Records shown:
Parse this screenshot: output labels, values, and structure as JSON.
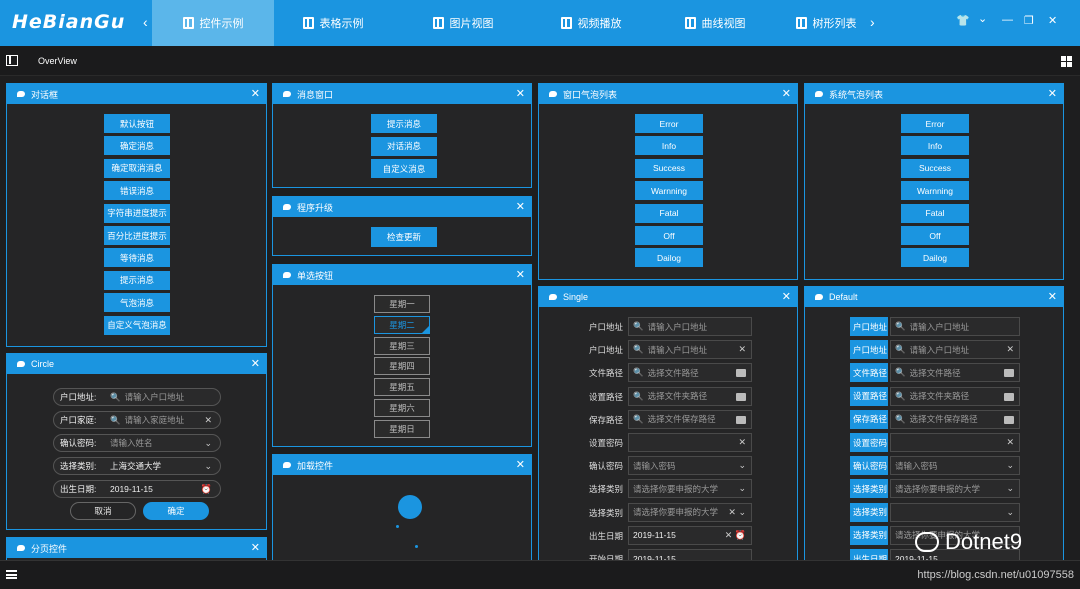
{
  "app": {
    "logo": "HeBianGu",
    "nav_prev": "‹",
    "nav_next": "›",
    "tabs": [
      {
        "label": "控件示例"
      },
      {
        "label": "表格示例"
      },
      {
        "label": "图片视图"
      },
      {
        "label": "视频播放"
      },
      {
        "label": "曲线视图"
      },
      {
        "label": "树形列表"
      }
    ],
    "controls": {
      "shirt": "👕",
      "down": "⌄",
      "min": "—",
      "restore": "❐",
      "close": "✕"
    }
  },
  "subbar": {
    "title": "OverView"
  },
  "dialog": {
    "title": "对话框",
    "buttons": [
      "默认按钮",
      "确定消息",
      "确定取消消息",
      "错误消息",
      "字符串进度提示",
      "百分比进度提示",
      "等待消息",
      "提示消息",
      "气泡消息",
      "自定义气泡消息"
    ]
  },
  "circle": {
    "title": "Circle",
    "fields": [
      {
        "label": "户口地址:",
        "value": "请输入户口地址",
        "icon": "🔍",
        "right": ""
      },
      {
        "label": "户口家庭:",
        "value": "请输入家庭地址",
        "icon": "🔍",
        "right": "✕"
      },
      {
        "label": "确认密码:",
        "value": "请输入姓名",
        "icon": "",
        "right": "⌄"
      },
      {
        "label": "选择类别:",
        "value": "上海交通大学",
        "icon": "",
        "right": "⌄"
      },
      {
        "label": "出生日期:",
        "value": "2019-11-15",
        "icon": "",
        "right": "⏰"
      }
    ],
    "cancel": "取消",
    "ok": "确定"
  },
  "pager": {
    "title": "分页控件"
  },
  "msgwin": {
    "title": "消息窗口",
    "buttons": [
      "提示消息",
      "对话消息",
      "自定义消息"
    ]
  },
  "upgrade": {
    "title": "程序升级",
    "button": "检查更新"
  },
  "radio": {
    "title": "单选按钮",
    "days": [
      "星期一",
      "星期二",
      "星期三",
      "星期四",
      "星期五",
      "星期六",
      "星期日"
    ],
    "selected": 1
  },
  "loading": {
    "title": "加载控件"
  },
  "winbubble": {
    "title": "窗口气泡列表",
    "buttons": [
      "Error",
      "Info",
      "Success",
      "Warnning",
      "Fatal",
      "Off",
      "Dailog"
    ]
  },
  "sysbubble": {
    "title": "系统气泡列表",
    "buttons": [
      "Error",
      "Info",
      "Success",
      "Warnning",
      "Fatal",
      "Off",
      "Dailog"
    ]
  },
  "single": {
    "title": "Single",
    "rows": [
      {
        "label": "户口地址",
        "value": "请输入户口地址",
        "icon": "🔍",
        "right": ""
      },
      {
        "label": "户口地址",
        "value": "请输入户口地址",
        "icon": "🔍",
        "right": "✕"
      },
      {
        "label": "文件路径",
        "value": "选择文件路径",
        "icon": "🔍",
        "right": "folder"
      },
      {
        "label": "设置路径",
        "value": "选择文件夹路径",
        "icon": "🔍",
        "right": "folder"
      },
      {
        "label": "保存路径",
        "value": "选择文件保存路径",
        "icon": "🔍",
        "right": "folder"
      },
      {
        "label": "设置密码",
        "value": "",
        "icon": "",
        "right": "✕"
      },
      {
        "label": "确认密码",
        "value": "请输入密码",
        "icon": "",
        "right": "⌄"
      },
      {
        "label": "选择类别",
        "value": "请选择你要申报的大学",
        "icon": "",
        "right": "⌄"
      },
      {
        "label": "选择类别",
        "value": "请选择你要申报的大学",
        "icon": "",
        "right": "✕ ⌄"
      },
      {
        "label": "出生日期",
        "value": "2019-11-15",
        "icon": "",
        "right": "✕ ⏰"
      },
      {
        "label": "开始日期",
        "value": "2019-11-15",
        "icon": "",
        "right": ""
      }
    ]
  },
  "default": {
    "title": "Default",
    "rows": [
      {
        "label": "户口地址",
        "value": "请输入户口地址",
        "icon": "🔍",
        "right": ""
      },
      {
        "label": "户口地址",
        "value": "请输入户口地址",
        "icon": "🔍",
        "right": "✕"
      },
      {
        "label": "文件路径",
        "value": "选择文件路径",
        "icon": "🔍",
        "right": "folder"
      },
      {
        "label": "设置路径",
        "value": "选择文件夹路径",
        "icon": "🔍",
        "right": "folder"
      },
      {
        "label": "保存路径",
        "value": "选择文件保存路径",
        "icon": "🔍",
        "right": "folder"
      },
      {
        "label": "设置密码",
        "value": "",
        "icon": "",
        "right": "✕"
      },
      {
        "label": "确认密码",
        "value": "请输入密码",
        "icon": "",
        "right": "⌄"
      },
      {
        "label": "选择类别",
        "value": "请选择你要申报的大学",
        "icon": "",
        "right": "⌄"
      },
      {
        "label": "选择类别",
        "value": "",
        "icon": "",
        "right": "⌄"
      },
      {
        "label": "选择类别",
        "value": "请选择你要申报的大学",
        "icon": "",
        "right": ""
      },
      {
        "label": "出生日期",
        "value": "2019-11-15",
        "icon": "",
        "right": ""
      }
    ]
  },
  "status": {
    "url": "https://blog.csdn.net/u01097558"
  },
  "watermark": {
    "text": "Dotnet9"
  }
}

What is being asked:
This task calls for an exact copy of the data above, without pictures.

Answer box:
Parse this screenshot: output labels, values, and structure as JSON.
{
  "app": {
    "logo": "HeBianGu",
    "nav_prev": "‹",
    "nav_next": "›",
    "tabs": [
      {
        "label": "控件示例"
      },
      {
        "label": "表格示例"
      },
      {
        "label": "图片视图"
      },
      {
        "label": "视频播放"
      },
      {
        "label": "曲线视图"
      },
      {
        "label": "树形列表"
      }
    ],
    "controls": {
      "shirt": "👕",
      "down": "⌄",
      "min": "—",
      "restore": "❐",
      "close": "✕"
    }
  },
  "subbar": {
    "title": "OverView"
  },
  "dialog": {
    "title": "对话框",
    "buttons": [
      "默认按钮",
      "确定消息",
      "确定取消消息",
      "错误消息",
      "字符串进度提示",
      "百分比进度提示",
      "等待消息",
      "提示消息",
      "气泡消息",
      "自定义气泡消息"
    ]
  },
  "circle": {
    "title": "Circle",
    "fields": [
      {
        "label": "户口地址:",
        "value": "请输入户口地址",
        "icon": "🔍",
        "right": ""
      },
      {
        "label": "户口家庭:",
        "value": "请输入家庭地址",
        "icon": "🔍",
        "right": "✕"
      },
      {
        "label": "确认密码:",
        "value": "请输入姓名",
        "icon": "",
        "right": "⌄"
      },
      {
        "label": "选择类别:",
        "value": "上海交通大学",
        "icon": "",
        "right": "⌄"
      },
      {
        "label": "出生日期:",
        "value": "2019-11-15",
        "icon": "",
        "right": "⏰"
      }
    ],
    "cancel": "取消",
    "ok": "确定"
  },
  "pager": {
    "title": "分页控件"
  },
  "msgwin": {
    "title": "消息窗口",
    "buttons": [
      "提示消息",
      "对话消息",
      "自定义消息"
    ]
  },
  "upgrade": {
    "title": "程序升级",
    "button": "检查更新"
  },
  "radio": {
    "title": "单选按钮",
    "days": [
      "星期一",
      "星期二",
      "星期三",
      "星期四",
      "星期五",
      "星期六",
      "星期日"
    ],
    "selected": 1
  },
  "loading": {
    "title": "加载控件"
  },
  "winbubble": {
    "title": "窗口气泡列表",
    "buttons": [
      "Error",
      "Info",
      "Success",
      "Warnning",
      "Fatal",
      "Off",
      "Dailog"
    ]
  },
  "sysbubble": {
    "title": "系统气泡列表",
    "buttons": [
      "Error",
      "Info",
      "Success",
      "Warnning",
      "Fatal",
      "Off",
      "Dailog"
    ]
  },
  "single": {
    "title": "Single",
    "rows": [
      {
        "label": "户口地址",
        "value": "请输入户口地址",
        "icon": "🔍",
        "right": ""
      },
      {
        "label": "户口地址",
        "value": "请输入户口地址",
        "icon": "🔍",
        "right": "✕"
      },
      {
        "label": "文件路径",
        "value": "选择文件路径",
        "icon": "🔍",
        "right": "folder"
      },
      {
        "label": "设置路径",
        "value": "选择文件夹路径",
        "icon": "🔍",
        "right": "folder"
      },
      {
        "label": "保存路径",
        "value": "选择文件保存路径",
        "icon": "🔍",
        "right": "folder"
      },
      {
        "label": "设置密码",
        "value": "",
        "icon": "",
        "right": "✕"
      },
      {
        "label": "确认密码",
        "value": "请输入密码",
        "icon": "",
        "right": "⌄"
      },
      {
        "label": "选择类别",
        "value": "请选择你要申报的大学",
        "icon": "",
        "right": "⌄"
      },
      {
        "label": "选择类别",
        "value": "请选择你要申报的大学",
        "icon": "",
        "right": "✕ ⌄"
      },
      {
        "label": "出生日期",
        "value": "2019-11-15",
        "icon": "",
        "right": "✕ ⏰"
      },
      {
        "label": "开始日期",
        "value": "2019-11-15",
        "icon": "",
        "right": ""
      }
    ]
  },
  "default": {
    "title": "Default",
    "rows": [
      {
        "label": "户口地址",
        "value": "请输入户口地址",
        "icon": "🔍",
        "right": ""
      },
      {
        "label": "户口地址",
        "value": "请输入户口地址",
        "icon": "🔍",
        "right": "✕"
      },
      {
        "label": "文件路径",
        "value": "选择文件路径",
        "icon": "🔍",
        "right": "folder"
      },
      {
        "label": "设置路径",
        "value": "选择文件夹路径",
        "icon": "🔍",
        "right": "folder"
      },
      {
        "label": "保存路径",
        "value": "选择文件保存路径",
        "icon": "🔍",
        "right": "folder"
      },
      {
        "label": "设置密码",
        "value": "",
        "icon": "",
        "right": "✕"
      },
      {
        "label": "确认密码",
        "value": "请输入密码",
        "icon": "",
        "right": "⌄"
      },
      {
        "label": "选择类别",
        "value": "请选择你要申报的大学",
        "icon": "",
        "right": "⌄"
      },
      {
        "label": "选择类别",
        "value": "",
        "icon": "",
        "right": "⌄"
      },
      {
        "label": "选择类别",
        "value": "请选择你要申报的大学",
        "icon": "",
        "right": ""
      },
      {
        "label": "出生日期",
        "value": "2019-11-15",
        "icon": "",
        "right": ""
      }
    ]
  },
  "status": {
    "url": "https://blog.csdn.net/u01097558"
  },
  "watermark": {
    "text": "Dotnet9"
  }
}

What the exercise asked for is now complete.